=== Begin Enclosure ===
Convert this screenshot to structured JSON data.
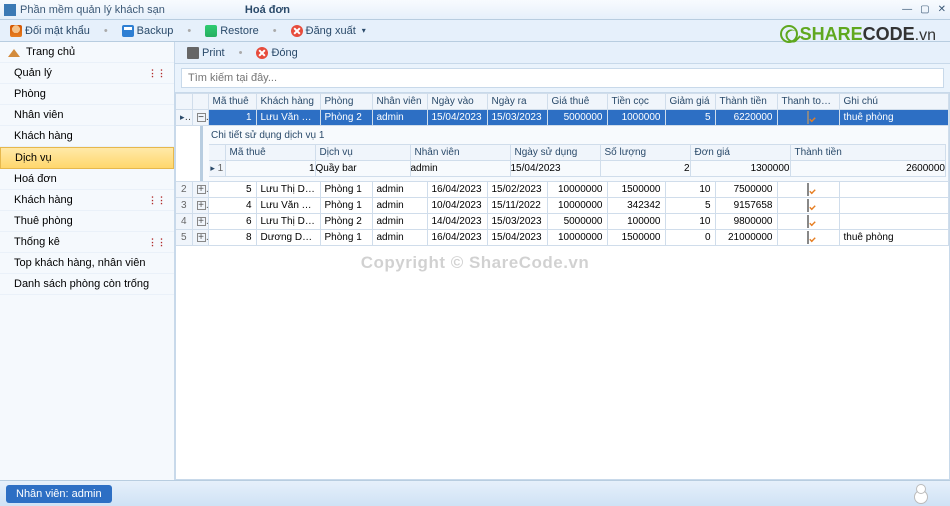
{
  "app": {
    "title": "Phần mềm quản lý khách sạn",
    "tab": "Hoá đơn"
  },
  "toolbar": {
    "change_pw": "Đối mật khẩu",
    "backup": "Backup",
    "restore": "Restore",
    "logout": "Đăng xuất"
  },
  "content_toolbar": {
    "print": "Print",
    "close": "Đóng"
  },
  "search": {
    "placeholder": "Tìm kiếm tại đây..."
  },
  "sidebar": {
    "items": [
      {
        "label": "Trang chủ"
      },
      {
        "label": "Quản lý"
      },
      {
        "label": "Phòng"
      },
      {
        "label": "Nhân viên"
      },
      {
        "label": "Khách hàng"
      },
      {
        "label": "Dịch vụ"
      },
      {
        "label": "Hoá đơn"
      },
      {
        "label": "Khách hàng"
      },
      {
        "label": "Thuê phòng"
      },
      {
        "label": "Thống kê"
      },
      {
        "label": "Top khách hàng, nhân viên"
      },
      {
        "label": "Danh sách phòng còn trống"
      }
    ]
  },
  "grid": {
    "columns": [
      "Mã thuê",
      "Khách hàng",
      "Phòng",
      "Nhân viên",
      "Ngày vào",
      "Ngày ra",
      "Giá thuê",
      "Tiền cọc",
      "Giảm giá",
      "Thành tiền",
      "Thanh toán?",
      "Ghi chú"
    ],
    "rows": [
      {
        "id": "1",
        "kh": "Lưu Văn Tươi",
        "ph": "Phòng 2",
        "nv": "admin",
        "vao": "15/04/2023",
        "ra": "15/03/2023",
        "gia": "5000000",
        "coc": "1000000",
        "gg": "5",
        "tt": "6220000",
        "paid": true,
        "note": "thuê phòng",
        "expanded": true
      },
      {
        "id": "5",
        "kh": "Lưu Thị Dung",
        "ph": "Phòng 1",
        "nv": "admin",
        "vao": "16/04/2023",
        "ra": "15/02/2023",
        "gia": "10000000",
        "coc": "1500000",
        "gg": "10",
        "tt": "7500000",
        "paid": true,
        "note": ""
      },
      {
        "id": "4",
        "kh": "Lưu Văn Tươi",
        "ph": "Phòng 1",
        "nv": "admin",
        "vao": "10/04/2023",
        "ra": "15/11/2022",
        "gia": "10000000",
        "coc": "342342",
        "gg": "5",
        "tt": "9157658",
        "paid": true,
        "note": ""
      },
      {
        "id": "6",
        "kh": "Lưu Thị Dung",
        "ph": "Phòng 2",
        "nv": "admin",
        "vao": "14/04/2023",
        "ra": "15/03/2023",
        "gia": "5000000",
        "coc": "100000",
        "gg": "10",
        "tt": "9800000",
        "paid": true,
        "note": ""
      },
      {
        "id": "8",
        "kh": "Dương Duy N...",
        "ph": "Phòng 1",
        "nv": "admin",
        "vao": "16/04/2023",
        "ra": "15/04/2023",
        "gia": "10000000",
        "coc": "1500000",
        "gg": "0",
        "tt": "21000000",
        "paid": true,
        "note": "thuê phòng"
      }
    ],
    "detail": {
      "title": "Chi tiết sử dụng dịch vụ 1",
      "columns": [
        "Mã thuê",
        "Dịch vụ",
        "Nhân viên",
        "Ngày sử dụng",
        "Số lượng",
        "Đơn giá",
        "Thành tiền"
      ],
      "rows": [
        {
          "ma": "1",
          "dv": "Quầy bar",
          "nv": "admin",
          "ngay": "15/04/2023",
          "sl": "2",
          "dg": "1300000",
          "tt": "2600000"
        }
      ]
    }
  },
  "status": {
    "label": "Nhân viên:",
    "user": "admin"
  },
  "logo": {
    "share": "SHARE",
    "code": "CODE",
    "vn": ".vn"
  },
  "watermark": "Copyright © ShareCode.vn"
}
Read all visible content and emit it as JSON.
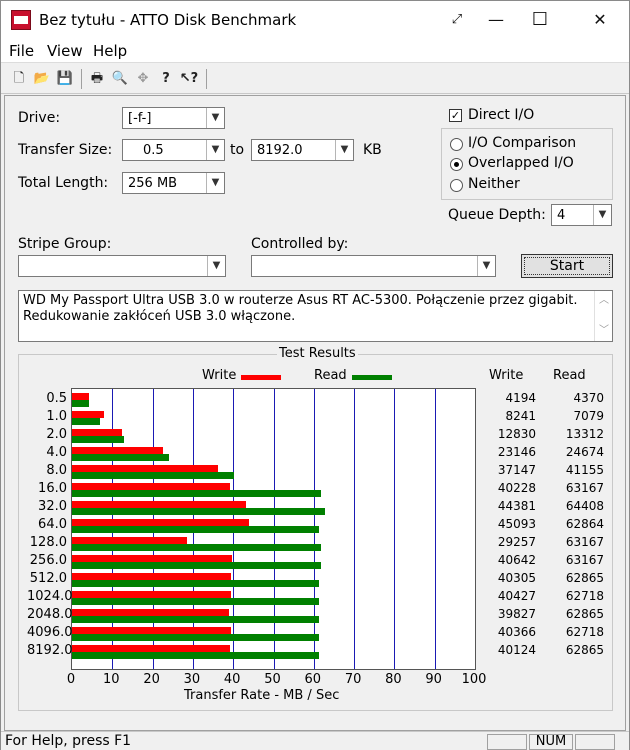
{
  "window": {
    "title": "Bez tytułu - ATTO Disk Benchmark",
    "fullscreen_icon": "⤢",
    "minimize_icon": "—",
    "maximize_icon": "☐",
    "close_icon": "✕"
  },
  "menu": [
    "File",
    "View",
    "Help"
  ],
  "toolbar": [
    "new-icon",
    "open-icon",
    "save-icon",
    "print-icon",
    "print-preview-icon",
    "move-icon",
    "help-icon",
    "context-help-icon"
  ],
  "form": {
    "drive_label": "Drive:",
    "drive_value": "[-f-]",
    "transfer_label": "Transfer Size:",
    "transfer_from": "0.5",
    "to_label": "to",
    "transfer_to": "8192.0",
    "kb_label": "KB",
    "length_label": "Total Length:",
    "length_value": "256 MB",
    "direct_io_label": "Direct I/O",
    "direct_io_checked": true,
    "radio_io_comparison": "I/O Comparison",
    "radio_overlapped": "Overlapped I/O",
    "radio_neither": "Neither",
    "queue_label": "Queue Depth:",
    "queue_value": "4",
    "stripe_label": "Stripe Group:",
    "controlled_label": "Controlled by:",
    "start_label": "Start",
    "description_line1": "WD My Passport Ultra USB 3.0 w routerze Asus RT AC-5300. Połączenie przez gigabit.",
    "description_line2": "Redukowanie zakłóceń USB 3.0 włączone."
  },
  "results": {
    "title": "Test Results",
    "legend_write": "Write",
    "legend_read": "Read",
    "col_write": "Write",
    "col_read": "Read",
    "xlabel": "Transfer Rate - MB / Sec"
  },
  "chart_data": {
    "type": "bar",
    "orientation": "horizontal",
    "categories": [
      "0.5",
      "1.0",
      "2.0",
      "4.0",
      "8.0",
      "16.0",
      "32.0",
      "64.0",
      "128.0",
      "256.0",
      "512.0",
      "1024.0",
      "2048.0",
      "4096.0",
      "8192.0"
    ],
    "series": [
      {
        "name": "Write",
        "color": "#ff0000",
        "values": [
          4.2,
          8.0,
          12.5,
          22.6,
          36.3,
          39.3,
          43.3,
          44.0,
          28.6,
          39.7,
          39.4,
          39.5,
          38.9,
          39.4,
          39.2
        ]
      },
      {
        "name": "Read",
        "color": "#008000",
        "values": [
          4.3,
          6.9,
          13.0,
          24.1,
          40.2,
          61.7,
          62.9,
          61.4,
          61.7,
          61.7,
          61.4,
          61.2,
          61.4,
          61.2,
          61.4
        ]
      }
    ],
    "table_write": [
      "4194",
      "8241",
      "12830",
      "23146",
      "37147",
      "40228",
      "44381",
      "45093",
      "29257",
      "40642",
      "40305",
      "40427",
      "39827",
      "40366",
      "40124"
    ],
    "table_read": [
      "4370",
      "7079",
      "13312",
      "24674",
      "41155",
      "63167",
      "64408",
      "62864",
      "63167",
      "63167",
      "62865",
      "62718",
      "62865",
      "62718",
      "62865"
    ],
    "xticks": [
      "0",
      "10",
      "20",
      "30",
      "40",
      "50",
      "60",
      "70",
      "80",
      "90",
      "100"
    ],
    "xlim": [
      0,
      100
    ],
    "grid": true
  },
  "status": {
    "help_text": "For Help, press F1",
    "num": "NUM"
  }
}
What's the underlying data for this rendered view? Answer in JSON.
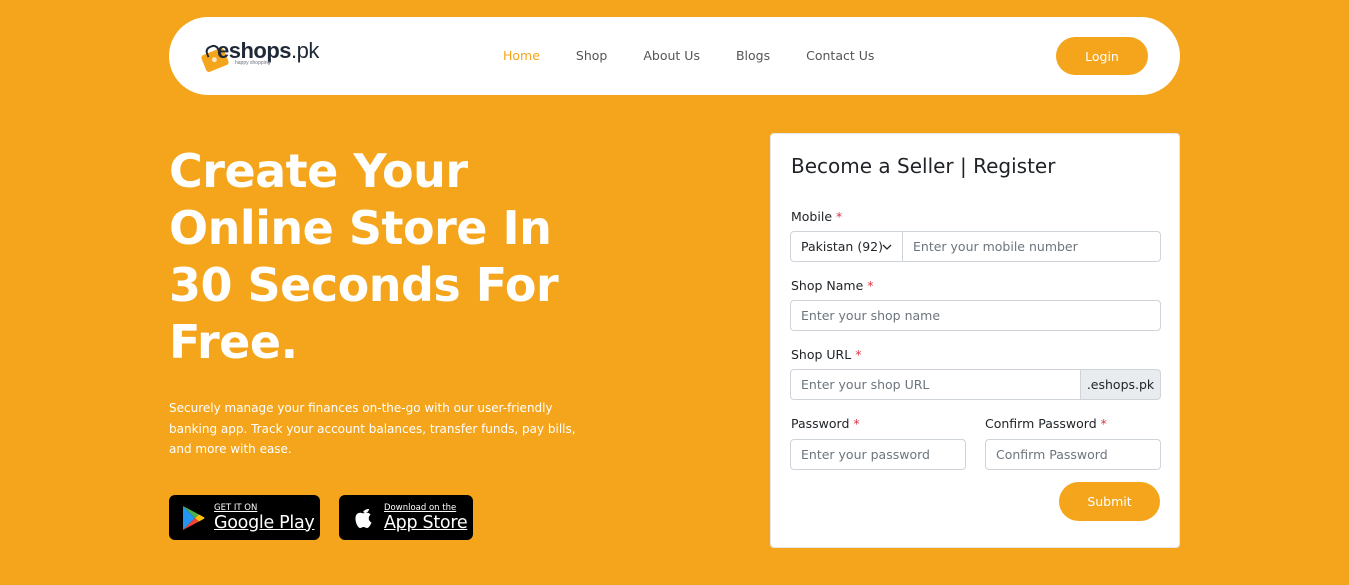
{
  "brand": {
    "logo_main": "eshops",
    "logo_suffix": ".pk",
    "logo_tagline": "happy shopping"
  },
  "nav": {
    "links": [
      {
        "label": "Home",
        "active": true
      },
      {
        "label": "Shop",
        "active": false
      },
      {
        "label": "About Us",
        "active": false
      },
      {
        "label": "Blogs",
        "active": false
      },
      {
        "label": "Contact Us",
        "active": false
      }
    ],
    "login_label": "Login"
  },
  "hero": {
    "title_lines": [
      "Create Your",
      "Online Store In",
      "30 Seconds For",
      "Free."
    ],
    "description": "Securely manage your finances on-the-go with our user-friendly banking app. Track your account balances, transfer funds, pay bills, and more with ease.",
    "google_play": {
      "small": "GET IT ON",
      "big": "Google Play",
      "icon": "google-play-icon"
    },
    "app_store": {
      "small": "Download on the",
      "big": "App Store",
      "icon": "apple-icon"
    }
  },
  "form": {
    "title": "Become a Seller | Register",
    "required_mark": "*",
    "mobile": {
      "label": "Mobile",
      "country": "Pakistan (92)",
      "placeholder": "Enter your mobile number"
    },
    "shop_name": {
      "label": "Shop Name",
      "placeholder": "Enter your shop name"
    },
    "shop_url": {
      "label": "Shop URL",
      "placeholder": "Enter your shop URL",
      "suffix": ".eshops.pk"
    },
    "password": {
      "label": "Password",
      "placeholder": "Enter your password"
    },
    "confirm_password": {
      "label": "Confirm Password",
      "placeholder": "Confirm Password"
    },
    "submit_label": "Submit"
  },
  "colors": {
    "accent": "#F4A51C",
    "required": "#dc3545",
    "background": "#F4A51C"
  }
}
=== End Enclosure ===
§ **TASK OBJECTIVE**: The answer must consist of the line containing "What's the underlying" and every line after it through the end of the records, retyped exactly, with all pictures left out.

§ **PROBLEM SOLUTION**:
What's the underlying data for this rendered view? Answer in JSON.
{
  "brand": {
    "logo_main": "eshops",
    "logo_suffix": ".pk",
    "logo_tagline": "happy shopping"
  },
  "nav": {
    "links": [
      {
        "label": "Home",
        "active": true
      },
      {
        "label": "Shop",
        "active": false
      },
      {
        "label": "About Us",
        "active": false
      },
      {
        "label": "Blogs",
        "active": false
      },
      {
        "label": "Contact Us",
        "active": false
      }
    ],
    "login_label": "Login"
  },
  "hero": {
    "title_lines": [
      "Create Your",
      "Online Store In",
      "30 Seconds For",
      "Free."
    ],
    "description": "Securely manage your finances on-the-go with our user-friendly banking app. Track your account balances, transfer funds, pay bills, and more with ease.",
    "google_play": {
      "small": "GET IT ON",
      "big": "Google Play",
      "icon": "google-play-icon"
    },
    "app_store": {
      "small": "Download on the",
      "big": "App Store",
      "icon": "apple-icon"
    }
  },
  "form": {
    "title": "Become a Seller | Register",
    "required_mark": "*",
    "mobile": {
      "label": "Mobile",
      "country": "Pakistan (92)",
      "placeholder": "Enter your mobile number"
    },
    "shop_name": {
      "label": "Shop Name",
      "placeholder": "Enter your shop name"
    },
    "shop_url": {
      "label": "Shop URL",
      "placeholder": "Enter your shop URL",
      "suffix": ".eshops.pk"
    },
    "password": {
      "label": "Password",
      "placeholder": "Enter your password"
    },
    "confirm_password": {
      "label": "Confirm Password",
      "placeholder": "Confirm Password"
    },
    "submit_label": "Submit"
  },
  "colors": {
    "accent": "#F4A51C",
    "required": "#dc3545",
    "background": "#F4A51C"
  }
}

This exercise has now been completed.